What needs to be done: Your answer should be one number: how many lines of the data include the string "Every"?

--------------------------------

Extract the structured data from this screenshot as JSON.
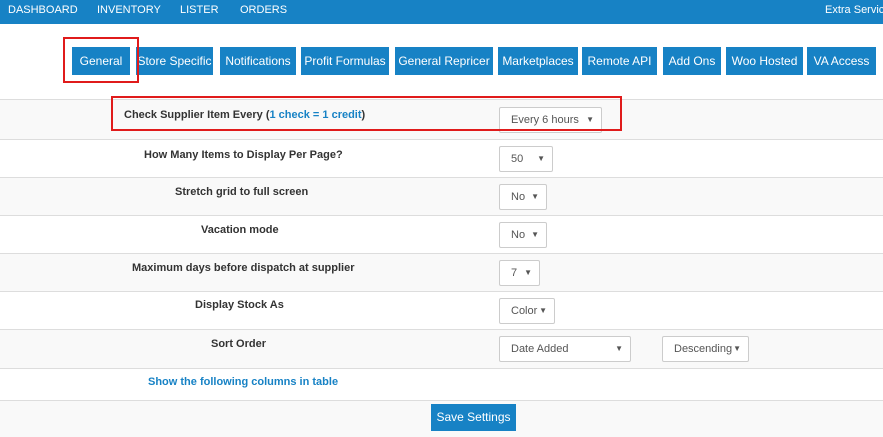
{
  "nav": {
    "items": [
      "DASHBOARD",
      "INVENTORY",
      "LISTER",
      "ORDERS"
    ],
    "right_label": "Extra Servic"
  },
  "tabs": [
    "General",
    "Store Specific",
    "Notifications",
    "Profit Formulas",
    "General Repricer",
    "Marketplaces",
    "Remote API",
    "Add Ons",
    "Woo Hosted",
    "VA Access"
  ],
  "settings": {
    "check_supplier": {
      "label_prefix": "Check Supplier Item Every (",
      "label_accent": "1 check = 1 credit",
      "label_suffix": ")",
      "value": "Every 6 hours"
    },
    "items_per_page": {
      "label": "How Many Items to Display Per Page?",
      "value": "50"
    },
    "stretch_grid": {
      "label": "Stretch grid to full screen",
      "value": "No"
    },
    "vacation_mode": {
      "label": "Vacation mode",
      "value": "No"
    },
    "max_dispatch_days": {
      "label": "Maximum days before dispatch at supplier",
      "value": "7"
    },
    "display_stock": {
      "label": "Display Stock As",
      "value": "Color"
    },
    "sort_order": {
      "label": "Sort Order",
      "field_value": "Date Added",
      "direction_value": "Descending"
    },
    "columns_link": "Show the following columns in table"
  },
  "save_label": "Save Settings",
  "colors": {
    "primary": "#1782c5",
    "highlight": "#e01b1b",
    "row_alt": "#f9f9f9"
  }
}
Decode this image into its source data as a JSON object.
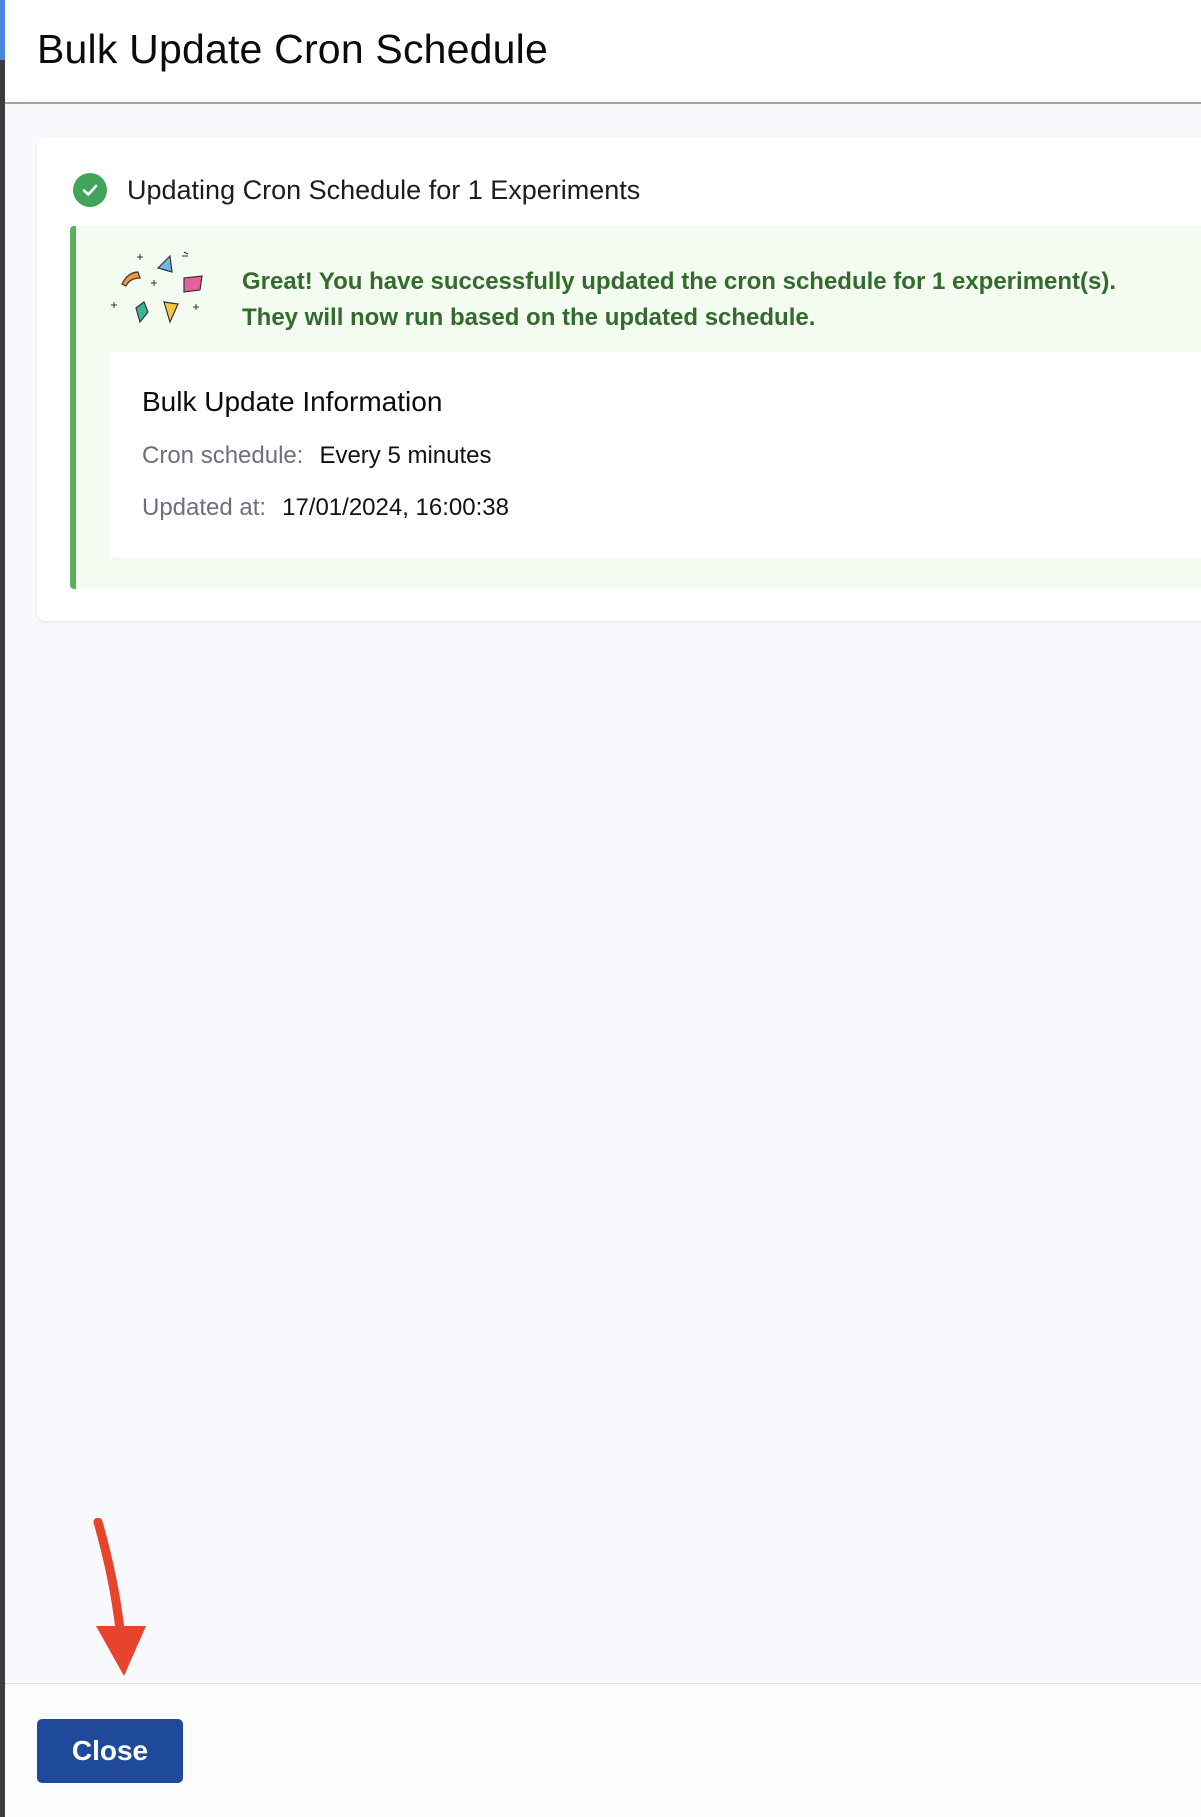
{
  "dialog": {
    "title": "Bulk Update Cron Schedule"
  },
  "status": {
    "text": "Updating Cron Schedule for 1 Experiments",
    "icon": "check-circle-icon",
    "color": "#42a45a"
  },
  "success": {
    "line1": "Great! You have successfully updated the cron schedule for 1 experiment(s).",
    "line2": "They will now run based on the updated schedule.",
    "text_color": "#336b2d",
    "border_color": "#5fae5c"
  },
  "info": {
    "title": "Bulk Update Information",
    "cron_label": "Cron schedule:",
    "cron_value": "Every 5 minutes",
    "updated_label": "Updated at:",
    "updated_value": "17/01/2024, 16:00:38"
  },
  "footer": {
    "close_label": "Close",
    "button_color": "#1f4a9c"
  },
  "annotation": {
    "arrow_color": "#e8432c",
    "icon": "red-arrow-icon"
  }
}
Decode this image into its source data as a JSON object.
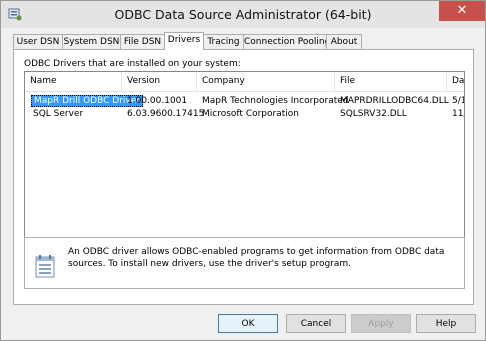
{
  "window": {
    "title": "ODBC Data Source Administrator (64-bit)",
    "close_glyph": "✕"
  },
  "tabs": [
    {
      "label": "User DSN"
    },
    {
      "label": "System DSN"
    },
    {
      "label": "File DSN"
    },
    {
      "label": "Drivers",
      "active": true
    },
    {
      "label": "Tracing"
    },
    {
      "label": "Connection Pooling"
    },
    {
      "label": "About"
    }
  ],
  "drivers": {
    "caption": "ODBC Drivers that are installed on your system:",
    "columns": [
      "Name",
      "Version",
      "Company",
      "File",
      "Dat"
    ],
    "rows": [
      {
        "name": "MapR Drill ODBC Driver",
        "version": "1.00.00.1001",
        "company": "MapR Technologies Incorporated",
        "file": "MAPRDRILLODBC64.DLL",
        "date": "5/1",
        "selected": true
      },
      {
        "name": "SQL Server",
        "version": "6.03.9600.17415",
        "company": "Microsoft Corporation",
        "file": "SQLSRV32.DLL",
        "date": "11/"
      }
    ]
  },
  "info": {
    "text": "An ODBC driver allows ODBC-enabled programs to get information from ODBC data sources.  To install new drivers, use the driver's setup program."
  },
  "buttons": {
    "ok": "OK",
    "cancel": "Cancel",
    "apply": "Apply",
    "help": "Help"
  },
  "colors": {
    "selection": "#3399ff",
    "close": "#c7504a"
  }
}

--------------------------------

Finished task: 3